Mike O’Rourke said they have the benefit of testing their collaboration tools on the 40,000 people in their group. They are using Agile development and this requires more collaboration. They deal with the challenges that their customser will also face. Their product, Rational Team Concert, creates a collaborative environment across the development life cycle by integrating Connections. It uses Web 2.0 dashboards to allow the team to see what is happening now with all the team members. IBM is benefiting from this approach internally. There are cycle time reductions by over 30%. Software reuse is over 50% and there is a component cost reduced of 50%. I remember that our team hand built similar dashboards in our early 90s KM work with Notes. Today it is both better and easier.
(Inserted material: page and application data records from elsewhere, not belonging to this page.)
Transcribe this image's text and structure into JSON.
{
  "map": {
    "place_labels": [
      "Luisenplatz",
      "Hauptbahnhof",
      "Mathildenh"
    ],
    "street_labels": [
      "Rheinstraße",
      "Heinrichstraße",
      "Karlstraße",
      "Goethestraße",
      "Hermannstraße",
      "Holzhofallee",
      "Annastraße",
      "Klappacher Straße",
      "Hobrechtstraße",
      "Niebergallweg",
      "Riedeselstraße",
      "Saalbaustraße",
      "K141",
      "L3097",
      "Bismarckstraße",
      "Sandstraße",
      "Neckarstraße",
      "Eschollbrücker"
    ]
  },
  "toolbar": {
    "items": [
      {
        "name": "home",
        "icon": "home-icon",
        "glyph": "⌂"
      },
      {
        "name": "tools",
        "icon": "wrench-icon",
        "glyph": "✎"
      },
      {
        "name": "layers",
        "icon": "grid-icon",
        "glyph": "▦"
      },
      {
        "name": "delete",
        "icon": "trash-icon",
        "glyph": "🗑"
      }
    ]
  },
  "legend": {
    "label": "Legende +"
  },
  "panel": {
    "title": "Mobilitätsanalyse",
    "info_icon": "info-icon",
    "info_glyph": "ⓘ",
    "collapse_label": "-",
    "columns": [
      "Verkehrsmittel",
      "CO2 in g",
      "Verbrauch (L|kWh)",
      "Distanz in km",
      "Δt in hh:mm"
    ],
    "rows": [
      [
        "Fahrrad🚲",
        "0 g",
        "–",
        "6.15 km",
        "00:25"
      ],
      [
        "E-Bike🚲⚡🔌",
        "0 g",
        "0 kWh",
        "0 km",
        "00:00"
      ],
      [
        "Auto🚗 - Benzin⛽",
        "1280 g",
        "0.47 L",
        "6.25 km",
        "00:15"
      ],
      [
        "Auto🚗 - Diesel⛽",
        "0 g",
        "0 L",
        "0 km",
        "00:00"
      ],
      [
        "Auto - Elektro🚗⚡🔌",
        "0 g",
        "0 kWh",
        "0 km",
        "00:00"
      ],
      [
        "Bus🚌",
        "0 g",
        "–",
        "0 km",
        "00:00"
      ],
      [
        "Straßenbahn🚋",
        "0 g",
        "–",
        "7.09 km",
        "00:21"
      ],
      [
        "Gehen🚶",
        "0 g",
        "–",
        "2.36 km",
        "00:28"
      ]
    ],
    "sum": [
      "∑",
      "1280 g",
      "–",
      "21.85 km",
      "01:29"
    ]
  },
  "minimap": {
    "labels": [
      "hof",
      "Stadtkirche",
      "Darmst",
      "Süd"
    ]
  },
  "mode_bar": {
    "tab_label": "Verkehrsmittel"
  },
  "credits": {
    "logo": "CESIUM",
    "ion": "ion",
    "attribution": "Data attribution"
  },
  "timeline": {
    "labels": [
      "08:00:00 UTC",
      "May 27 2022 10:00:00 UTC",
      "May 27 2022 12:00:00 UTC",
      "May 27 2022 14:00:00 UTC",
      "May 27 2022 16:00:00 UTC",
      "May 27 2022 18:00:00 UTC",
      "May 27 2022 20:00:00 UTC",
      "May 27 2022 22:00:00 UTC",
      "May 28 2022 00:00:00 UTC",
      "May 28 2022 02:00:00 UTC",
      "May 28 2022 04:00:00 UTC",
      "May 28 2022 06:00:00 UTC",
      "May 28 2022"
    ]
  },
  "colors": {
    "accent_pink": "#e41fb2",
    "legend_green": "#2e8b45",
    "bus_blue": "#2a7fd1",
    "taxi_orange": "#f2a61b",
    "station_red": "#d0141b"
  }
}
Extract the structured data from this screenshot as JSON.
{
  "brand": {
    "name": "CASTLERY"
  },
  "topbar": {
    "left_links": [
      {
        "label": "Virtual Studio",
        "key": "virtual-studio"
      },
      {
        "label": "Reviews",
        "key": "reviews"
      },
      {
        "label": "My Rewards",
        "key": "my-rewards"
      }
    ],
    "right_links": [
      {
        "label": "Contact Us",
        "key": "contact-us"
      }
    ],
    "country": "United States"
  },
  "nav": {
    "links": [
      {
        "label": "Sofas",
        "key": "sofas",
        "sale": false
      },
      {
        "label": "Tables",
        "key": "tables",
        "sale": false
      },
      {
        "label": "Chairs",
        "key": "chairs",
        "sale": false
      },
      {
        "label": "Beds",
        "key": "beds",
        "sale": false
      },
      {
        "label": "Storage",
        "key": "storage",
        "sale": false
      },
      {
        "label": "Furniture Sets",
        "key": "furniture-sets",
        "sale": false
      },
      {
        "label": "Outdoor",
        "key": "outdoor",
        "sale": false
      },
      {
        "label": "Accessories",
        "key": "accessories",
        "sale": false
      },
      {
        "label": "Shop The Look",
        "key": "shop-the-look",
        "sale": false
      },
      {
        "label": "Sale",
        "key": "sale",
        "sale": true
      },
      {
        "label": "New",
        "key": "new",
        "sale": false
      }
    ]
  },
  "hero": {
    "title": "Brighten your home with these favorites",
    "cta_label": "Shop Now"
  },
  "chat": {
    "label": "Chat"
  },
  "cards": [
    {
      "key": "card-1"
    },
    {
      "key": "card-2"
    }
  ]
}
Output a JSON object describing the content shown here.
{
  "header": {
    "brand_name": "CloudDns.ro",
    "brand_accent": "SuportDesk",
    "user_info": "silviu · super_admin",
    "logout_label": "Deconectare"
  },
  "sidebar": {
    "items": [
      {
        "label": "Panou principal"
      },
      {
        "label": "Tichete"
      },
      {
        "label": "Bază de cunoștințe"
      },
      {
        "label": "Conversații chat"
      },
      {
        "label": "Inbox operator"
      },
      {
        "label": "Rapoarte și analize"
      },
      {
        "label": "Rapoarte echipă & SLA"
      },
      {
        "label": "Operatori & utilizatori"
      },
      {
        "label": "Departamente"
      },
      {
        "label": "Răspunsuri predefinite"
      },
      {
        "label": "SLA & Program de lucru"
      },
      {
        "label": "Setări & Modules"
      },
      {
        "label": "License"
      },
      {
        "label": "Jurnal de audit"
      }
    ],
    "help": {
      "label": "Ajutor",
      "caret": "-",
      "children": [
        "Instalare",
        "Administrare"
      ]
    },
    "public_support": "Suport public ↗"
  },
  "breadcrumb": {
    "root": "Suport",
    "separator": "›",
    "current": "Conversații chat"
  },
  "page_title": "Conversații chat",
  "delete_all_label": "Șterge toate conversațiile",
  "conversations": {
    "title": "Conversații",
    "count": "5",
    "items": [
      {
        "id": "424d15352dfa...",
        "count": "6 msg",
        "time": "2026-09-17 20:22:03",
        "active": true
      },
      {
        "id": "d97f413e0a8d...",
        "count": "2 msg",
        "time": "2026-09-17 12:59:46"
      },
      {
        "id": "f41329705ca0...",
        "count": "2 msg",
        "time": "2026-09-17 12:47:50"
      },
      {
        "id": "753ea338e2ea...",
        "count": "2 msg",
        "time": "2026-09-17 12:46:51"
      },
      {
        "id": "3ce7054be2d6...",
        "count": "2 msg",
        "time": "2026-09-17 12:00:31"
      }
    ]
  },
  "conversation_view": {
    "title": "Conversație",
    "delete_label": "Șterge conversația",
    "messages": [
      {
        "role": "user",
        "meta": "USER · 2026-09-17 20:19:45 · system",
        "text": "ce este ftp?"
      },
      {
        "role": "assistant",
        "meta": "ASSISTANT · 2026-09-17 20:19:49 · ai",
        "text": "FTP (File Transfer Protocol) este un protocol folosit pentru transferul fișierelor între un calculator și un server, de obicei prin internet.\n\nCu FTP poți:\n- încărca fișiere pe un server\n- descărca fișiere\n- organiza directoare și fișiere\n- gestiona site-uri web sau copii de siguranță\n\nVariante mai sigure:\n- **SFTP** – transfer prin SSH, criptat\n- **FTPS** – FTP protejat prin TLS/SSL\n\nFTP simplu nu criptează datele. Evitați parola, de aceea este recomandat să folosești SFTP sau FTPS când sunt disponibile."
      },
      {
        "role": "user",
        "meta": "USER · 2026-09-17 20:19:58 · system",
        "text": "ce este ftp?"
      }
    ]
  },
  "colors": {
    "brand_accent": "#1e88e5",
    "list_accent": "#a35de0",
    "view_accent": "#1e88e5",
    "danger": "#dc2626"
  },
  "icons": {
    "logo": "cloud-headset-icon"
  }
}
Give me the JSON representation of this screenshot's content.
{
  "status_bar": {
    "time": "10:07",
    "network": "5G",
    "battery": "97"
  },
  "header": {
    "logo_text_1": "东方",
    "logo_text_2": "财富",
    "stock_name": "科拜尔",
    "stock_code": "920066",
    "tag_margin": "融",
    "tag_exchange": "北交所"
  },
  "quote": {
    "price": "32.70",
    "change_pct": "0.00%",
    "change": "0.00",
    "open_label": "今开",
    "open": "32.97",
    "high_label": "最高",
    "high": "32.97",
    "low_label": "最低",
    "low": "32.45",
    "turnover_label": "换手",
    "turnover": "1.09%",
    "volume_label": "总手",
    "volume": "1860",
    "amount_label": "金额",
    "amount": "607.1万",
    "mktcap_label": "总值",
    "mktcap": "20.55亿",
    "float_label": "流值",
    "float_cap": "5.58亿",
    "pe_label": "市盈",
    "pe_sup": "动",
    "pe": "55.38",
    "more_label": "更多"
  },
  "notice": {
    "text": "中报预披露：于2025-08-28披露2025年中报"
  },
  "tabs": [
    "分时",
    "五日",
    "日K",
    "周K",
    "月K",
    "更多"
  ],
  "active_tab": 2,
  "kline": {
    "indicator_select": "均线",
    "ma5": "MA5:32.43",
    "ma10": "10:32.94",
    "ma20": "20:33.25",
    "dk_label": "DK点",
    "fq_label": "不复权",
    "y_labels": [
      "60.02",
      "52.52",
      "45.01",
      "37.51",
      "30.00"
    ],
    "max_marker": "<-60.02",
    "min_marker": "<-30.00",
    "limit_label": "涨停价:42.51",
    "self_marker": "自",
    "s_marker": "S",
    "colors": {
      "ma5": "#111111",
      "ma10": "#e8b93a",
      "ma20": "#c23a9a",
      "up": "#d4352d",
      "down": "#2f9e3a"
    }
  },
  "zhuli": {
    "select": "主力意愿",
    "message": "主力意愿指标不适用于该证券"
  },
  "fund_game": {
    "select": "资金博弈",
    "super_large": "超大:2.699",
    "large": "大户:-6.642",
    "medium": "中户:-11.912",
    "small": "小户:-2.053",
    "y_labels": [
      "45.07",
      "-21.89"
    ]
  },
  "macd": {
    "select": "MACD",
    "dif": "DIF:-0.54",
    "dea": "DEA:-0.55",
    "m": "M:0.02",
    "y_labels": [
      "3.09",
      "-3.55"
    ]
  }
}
Now Charlie made a prediction. Increasingly your online branding will become a metric in HR in such areas as hiring, promotion, and compensation. The others added more predictions. There will be more deployment choices with different types of cloud options as well as new hardware software configurations. We will see a transition form static business process and to more collaborative processes that evolve using real time analytics. Software development is becoming a mission critical success factor. The Chevy Volt has 40% computer involvement and recently most cars had less than 10%. Of course my first car had zero percent.
Next Irene Grief came out. She leads the Center for Social Software developing new tools. She asked us to enter into a brain storming session by covering her remarks in twitter and then they could analyze this later. She showed graphs of the Twitter traffic for Lotusphere so far with big spikes during the day. She showed some of the tools they have developed. I have covered a number of these tools (add in see 2010 Update on IBM Social Software Efforts: Part Two and IBM’s Social Lens Provides Smart Content Filter). Dogear was one of the first that became a product (see Social Bookmarking in the Enterprise – IBM’s Internal Tagging Tool – Dogear). Many Eyes provides visualizations for collaboration. Another challenge they used to face was technology transfer. Now they allow people to use the tools internally and they then like them and add them into commercial tools.
Irene continued to say that we need an integrated view of data: physical, social, and enterprise. They are now looking at sentiment inside the company to understand issues with products being used inside the company. Looking inside and outside the company requires different analytics. For example inside you can use email. A new research project Crowdsourcing Squared is using location integrated with our data. They also found that people in some countries are more likely to ask questions in a status updates than others.
They are also working to put context in communication and making it easier for non-native speakers. Also, they are making other changes to accommodate different cultures. Irene predicted that we will see any difficult cultures within companies. This comes back to Andy’s point that increased diversity in a problem solving group increases the chance of success and was a nice close.